Detextualization. The location of fiction is less on the page than formerly. First of all, it can be put onÜscreen, becomes interactive and can be changed. Obviously, we have the huge influence of the reading circuit and the move toward the sonic. Furthermore, many factors (TV, internetthink, the massive onslaught of available information) have given rise to a new way of reading which you might call page surfing: never read a whole book unless absolutely necessary; skim, search, scatterÜread; look for the good parts (a practice once confined to erotic search); use abstracts. Finally the text is now established as an object that is not necessarily read but has influence as a presenceÜÜa benchmark, something to gossip about, a valorizing credential, a resource if you need it. It's important to have Finnegan's Wake on your shelf, even if you haven't read it.
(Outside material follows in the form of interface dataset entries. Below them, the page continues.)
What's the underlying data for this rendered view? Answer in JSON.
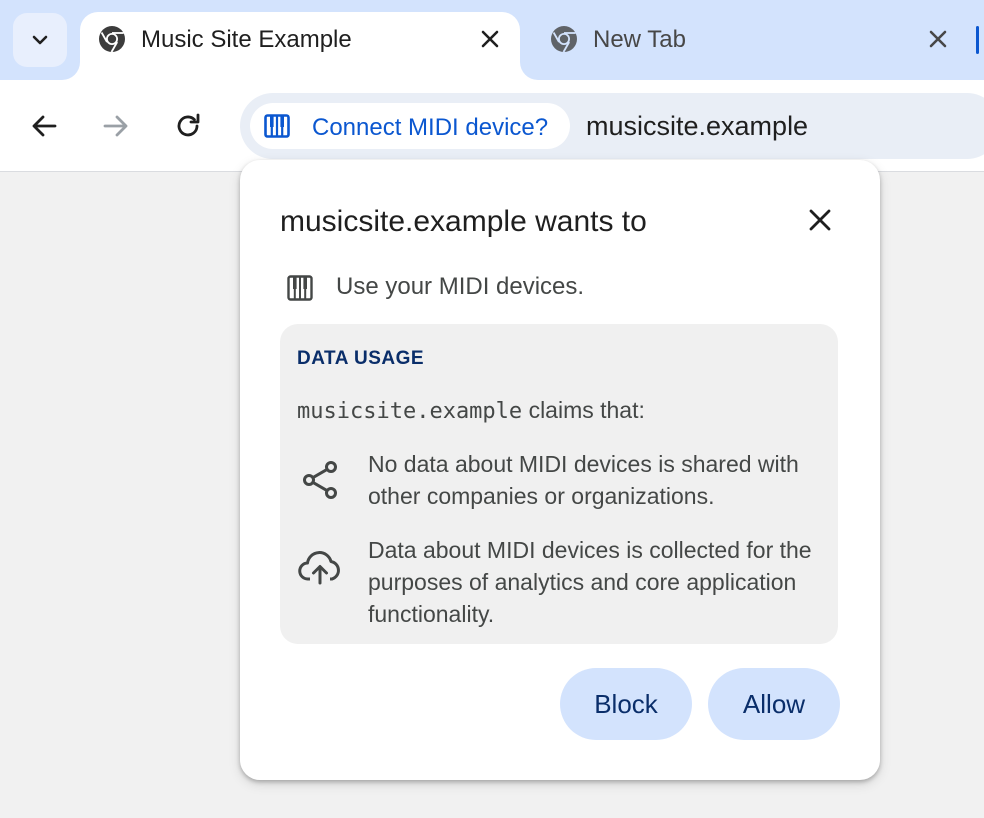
{
  "tabs": [
    {
      "title": "Music Site Example",
      "active": true,
      "favicon": "chrome-icon"
    },
    {
      "title": "New Tab",
      "active": false,
      "favicon": "chrome-icon"
    }
  ],
  "toolbar": {
    "back_icon": "arrow-back-icon",
    "forward_icon": "arrow-forward-icon",
    "reload_icon": "reload-icon"
  },
  "omnibox": {
    "chip_label": "Connect MIDI device?",
    "chip_icon": "midi-piano-icon",
    "url": "musicsite.example"
  },
  "bubble": {
    "title": "musicsite.example wants to",
    "permission_text": "Use your MIDI devices.",
    "data_usage": {
      "heading": "DATA USAGE",
      "claims_domain": "musicsite.example",
      "claims_suffix": "claims that:",
      "items": [
        {
          "icon": "share-icon",
          "text": "No data about MIDI devices is shared with other companies or organizations."
        },
        {
          "icon": "cloud-upload-icon",
          "text": "Data about MIDI devices is collected for the purposes of analytics and core application functionality."
        }
      ]
    },
    "buttons": {
      "block": "Block",
      "allow": "Allow"
    }
  },
  "colors": {
    "tabstrip": "#d3e3fd",
    "accent": "#0b57d0",
    "button_bg": "#d3e3fd",
    "button_text": "#0a2e6a"
  }
}
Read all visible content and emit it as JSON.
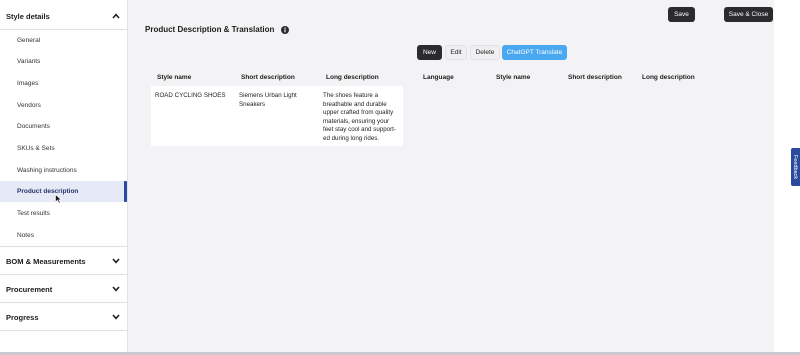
{
  "sidebar": {
    "sections": [
      {
        "label": "Style details",
        "chevron": "chevron-up-icon"
      },
      {
        "label": "BOM & Measurements",
        "chevron": "chevron-down-icon"
      },
      {
        "label": "Procurement",
        "chevron": "chevron-down-icon"
      },
      {
        "label": "Progress",
        "chevron": "chevron-down-icon"
      }
    ],
    "items": [
      {
        "label": "General"
      },
      {
        "label": "Variants"
      },
      {
        "label": "Images"
      },
      {
        "label": "Vendors"
      },
      {
        "label": "Documents"
      },
      {
        "label": "SKUs & Sets"
      },
      {
        "label": "Washing instructions"
      },
      {
        "label": "Product description",
        "active": true
      },
      {
        "label": "Test results"
      },
      {
        "label": "Notes"
      }
    ]
  },
  "header": {
    "save_label": "Save",
    "save_close_label": "Save & Close"
  },
  "main": {
    "title": "Product Description & Translation",
    "actions": {
      "new_label": "New",
      "edit_label": "Edit",
      "delete_label": "Delete",
      "translate_label": "ChatGPT Translate"
    },
    "columns": [
      "Style name",
      "Short description",
      "Long description",
      "Language",
      "Style name",
      "Short description",
      "Long description"
    ],
    "row": {
      "style_name": "ROAD CYCLING SHOES",
      "short_description": "Siemens Urban Light Sneakers",
      "long_description": "The shoes feature a breathable and durable upper crafted from quality materials, ensuring your feet stay cool and support-ed during long rides."
    }
  },
  "feedback_label": "Feedback",
  "colors": {
    "accent_blue": "#4aa8f0",
    "active_bar": "#2a4aa0",
    "dark_button": "#2b2b2e"
  }
}
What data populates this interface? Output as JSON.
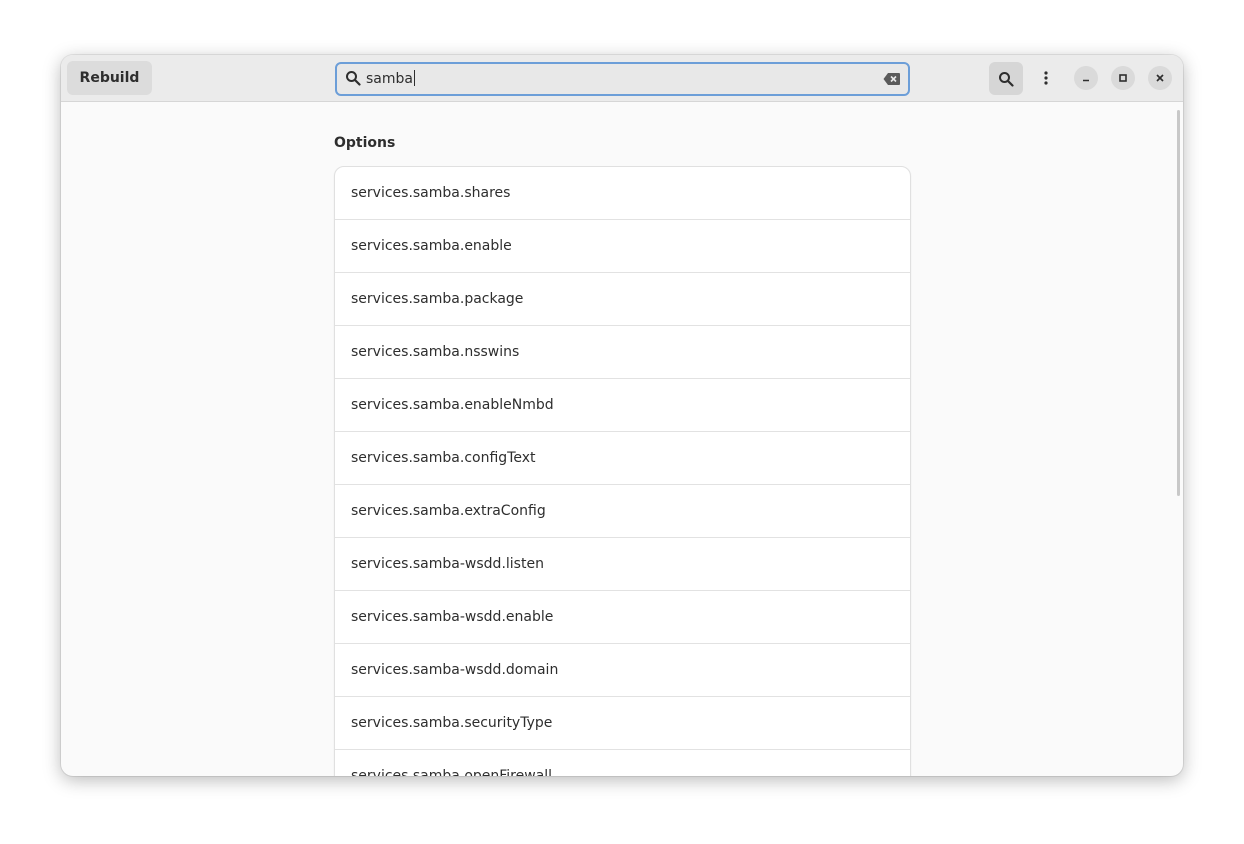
{
  "header": {
    "rebuild_label": "Rebuild",
    "search": {
      "value": "samba"
    }
  },
  "main": {
    "section_title": "Options",
    "options": [
      "services.samba.shares",
      "services.samba.enable",
      "services.samba.package",
      "services.samba.nsswins",
      "services.samba.enableNmbd",
      "services.samba.configText",
      "services.samba.extraConfig",
      "services.samba-wsdd.listen",
      "services.samba-wsdd.enable",
      "services.samba-wsdd.domain",
      "services.samba.securityType",
      "services.samba.openFirewall"
    ]
  },
  "icons": {
    "search_field": "search-icon",
    "clear": "clear-text-icon",
    "search_toggle": "search-icon",
    "menu": "kebab-menu-icon",
    "minimize": "minimize-icon",
    "maximize": "maximize-icon",
    "close": "close-icon"
  }
}
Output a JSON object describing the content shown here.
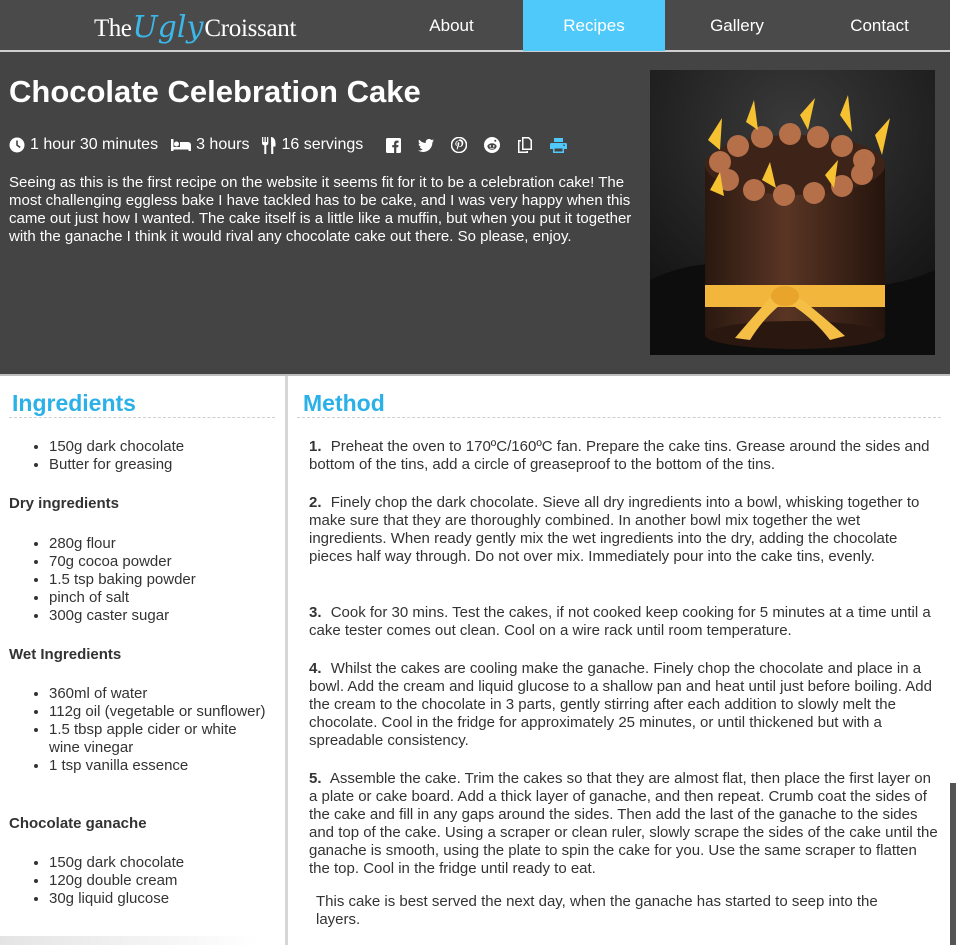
{
  "nav": {
    "logo": {
      "the": "The",
      "ugly": "Ugly",
      "croissant": "Croissant"
    },
    "items": [
      {
        "label": "About"
      },
      {
        "label": "Recipes"
      },
      {
        "label": "Gallery"
      },
      {
        "label": "Contact"
      }
    ],
    "active": "Recipes",
    "active_color": "#4fc9fa"
  },
  "recipe": {
    "title": "Chocolate Celebration Cake",
    "prep_time": "1 hour 30 minutes",
    "rest_time": "3 hours",
    "servings": "16 servings",
    "meta_icons": [
      "clock-icon",
      "bed-icon",
      "cutlery-icon"
    ],
    "share_icons": [
      "facebook-icon",
      "twitter-icon",
      "pinterest-icon",
      "reddit-icon",
      "copy-icon",
      "print-icon"
    ],
    "intro": "Seeing as this is the first recipe on the website it seems fit for it to be a celebration cake! The most challenging eggless bake I have tackled has to be cake, and I was very happy when this came out just how I wanted. The cake itself is a little like a muffin, but when you put it together with the ganache I think it would rival any chocolate cake out there. So please, enjoy."
  },
  "ingredients": {
    "heading": "Ingredients",
    "base": [
      "150g dark chocolate",
      "Butter for greasing"
    ],
    "dry_heading": "Dry ingredients",
    "dry": [
      "280g flour",
      "70g cocoa powder",
      "1.5 tsp baking powder",
      "pinch of salt",
      "300g caster sugar"
    ],
    "wet_heading": "Wet Ingredients",
    "wet": [
      "360ml of water",
      "112g oil (vegetable or sunflower)",
      "1.5 tbsp apple cider or white wine vinegar",
      "1 tsp vanilla essence"
    ],
    "ganache_heading": "Chocolate ganache",
    "ganache": [
      "150g dark chocolate",
      "120g double cream",
      "30g liquid glucose"
    ]
  },
  "method": {
    "heading": "Method",
    "steps": [
      {
        "num": "1.",
        "text": "Preheat the oven to 170ºC/160ºC fan. Prepare the cake tins. Grease around the sides and bottom of the tins, add a circle of greaseproof to the bottom of the tins."
      },
      {
        "num": "2.",
        "text": "Finely chop the dark chocolate. Sieve all dry ingredients into a bowl, whisking together to make sure that they are thoroughly combined. In another bowl mix together the wet ingredients. When ready gently mix the wet ingredients into the dry, adding the chocolate pieces half way through. Do not over mix. Immediately pour into the cake tins, evenly."
      },
      {
        "num": "3.",
        "text": "Cook for 30 mins. Test the cakes, if not cooked keep cooking for 5 minutes at a time until a cake tester comes out clean. Cool on a wire rack until room temperature."
      },
      {
        "num": "4.",
        "text": "Whilst the cakes are cooling make the ganache. Finely chop the chocolate and place in a bowl. Add the cream and liquid glucose to a shallow pan and heat until just before boiling. Add the cream to the chocolate in 3 parts, gently stirring after each addition to slowly melt the chocolate. Cool in the fridge for approximately 25 minutes, or until thickened but with a spreadable consistency."
      },
      {
        "num": "5.",
        "text": "Assemble the cake. Trim the cakes so that they are almost flat, then place the first layer on a plate or cake board. Add a thick layer of ganache, and then repeat. Crumb coat the sides of the cake and fill in any gaps around the sides. Then add the last of the ganache to the sides and top of the cake. Using a scraper or clean ruler, slowly scrape the sides of the cake until the ganache is smooth, using the plate to spin the cake for you. Use the same scraper to flatten the top. Cool in the fridge until ready to eat."
      }
    ],
    "note": "This cake is best served the next day, when the ganache has started to seep into the layers."
  },
  "colors": {
    "background": "#444444",
    "accent": "#2bb0e8",
    "text_dark": "#333333"
  }
}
Degenerativation. We live in an era of recombinant genresÜÜthey are breaking down, as they often do in times of radical change, and combining in new forms. AvantÜPop is using mass market genres for literary purposes, fiction is essentializing as narrative, the novel goes on killing itself as other forms replace it. Most radically, we are moving into a situation in which the various mediumsÜÜvideo, acoustic, graphics, printÜÜare all digital based, and CDÜROM does in fact combine them. Hard and fast genre limitations seem absurd given the fluidity of the electrosphere.

The overall result of these changes is that the place of the fiction writer in the culture is changing from smithy of the soul to messenger of the zeitgeist, phantasmal representative of the tradition, i.e., the dead, healer of cultural shatter and its psychic consequences. There is a word that comes close to describing all this: Shaman.